The mystery of Continental's new Farelock: Who's buying?
FareLock, a new service offered by Continental airlines, gives passengers the opportunity to lock-in lower fares for three days to a week on some flights, but many critics see it as just another fee in disguise.
Although it might be argued that FareLock has the potential to reduce fees to change flights, let's be honest. The US Department of Transportation says the airline industry made $4.3 billion in the first nine months of 2009 in fees alone, and US Airways says fees account for 100 percent of the company's 2010 profit.
Reduce fees? Not likely.

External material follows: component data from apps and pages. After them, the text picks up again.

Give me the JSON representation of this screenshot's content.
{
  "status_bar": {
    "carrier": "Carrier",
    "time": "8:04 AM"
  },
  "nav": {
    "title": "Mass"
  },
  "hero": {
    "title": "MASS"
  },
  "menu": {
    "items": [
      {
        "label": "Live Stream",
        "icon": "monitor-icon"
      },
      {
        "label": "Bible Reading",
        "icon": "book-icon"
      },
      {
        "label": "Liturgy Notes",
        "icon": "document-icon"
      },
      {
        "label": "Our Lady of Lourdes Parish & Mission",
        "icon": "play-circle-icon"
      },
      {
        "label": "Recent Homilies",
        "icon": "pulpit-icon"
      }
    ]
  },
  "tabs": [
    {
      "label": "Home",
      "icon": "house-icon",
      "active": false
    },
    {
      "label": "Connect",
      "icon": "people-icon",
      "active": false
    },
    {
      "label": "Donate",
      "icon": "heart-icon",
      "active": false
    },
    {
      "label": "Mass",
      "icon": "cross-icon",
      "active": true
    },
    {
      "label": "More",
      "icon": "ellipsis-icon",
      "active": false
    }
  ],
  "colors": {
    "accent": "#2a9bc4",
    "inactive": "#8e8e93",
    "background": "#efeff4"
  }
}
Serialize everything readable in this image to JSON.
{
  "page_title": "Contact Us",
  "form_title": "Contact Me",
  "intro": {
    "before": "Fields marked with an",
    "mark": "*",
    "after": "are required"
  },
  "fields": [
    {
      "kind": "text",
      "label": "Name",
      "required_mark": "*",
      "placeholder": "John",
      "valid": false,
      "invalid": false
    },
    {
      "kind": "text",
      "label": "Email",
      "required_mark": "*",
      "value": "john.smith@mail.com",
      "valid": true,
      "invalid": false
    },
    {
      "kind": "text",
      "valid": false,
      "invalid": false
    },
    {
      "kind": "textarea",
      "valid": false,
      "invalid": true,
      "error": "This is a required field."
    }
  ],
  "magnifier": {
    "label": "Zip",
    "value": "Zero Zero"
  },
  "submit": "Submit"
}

FareLock works like this: passengers can pay a minimum of $5 to lock down the fare on a specific reservation for 72 hours to one week with no obligation to actually purchase the ticket. (If you don't purchase though, of course, you lose your fee without getting a ticket. And the fee doesn't go toward the purchase price if you do end up buying.) FareLock is not available on all flights, and charges a minimum of $5 for a three-day hold or $9 for a seven-day hold, although these fees can increase significantly depending on the flight and how soon you plan to travel.
A round trip January flight from Houston to San Francisco, for example, costs $19 for a one-week hold.
So who does it benefit? I mean, if you already know when you're flying, wouldn't you buy as early as possible, anyway, to avoid price hikes? "FareLock is an innovative option for customers who need extra time to plan their travel before purchasing a ticket," said managing director of merchandising Chris Amenechi in a statement.
So, if you locked in a fare and then decided that reservation didn't work for you, you'd lose the deposit AND have to buy a new ticket even closer to your departure date? And did we mention it only works through Continental.com, eliminating passengers' ability to use discount sites? Am I missing something?
Tell us what you think in the comments.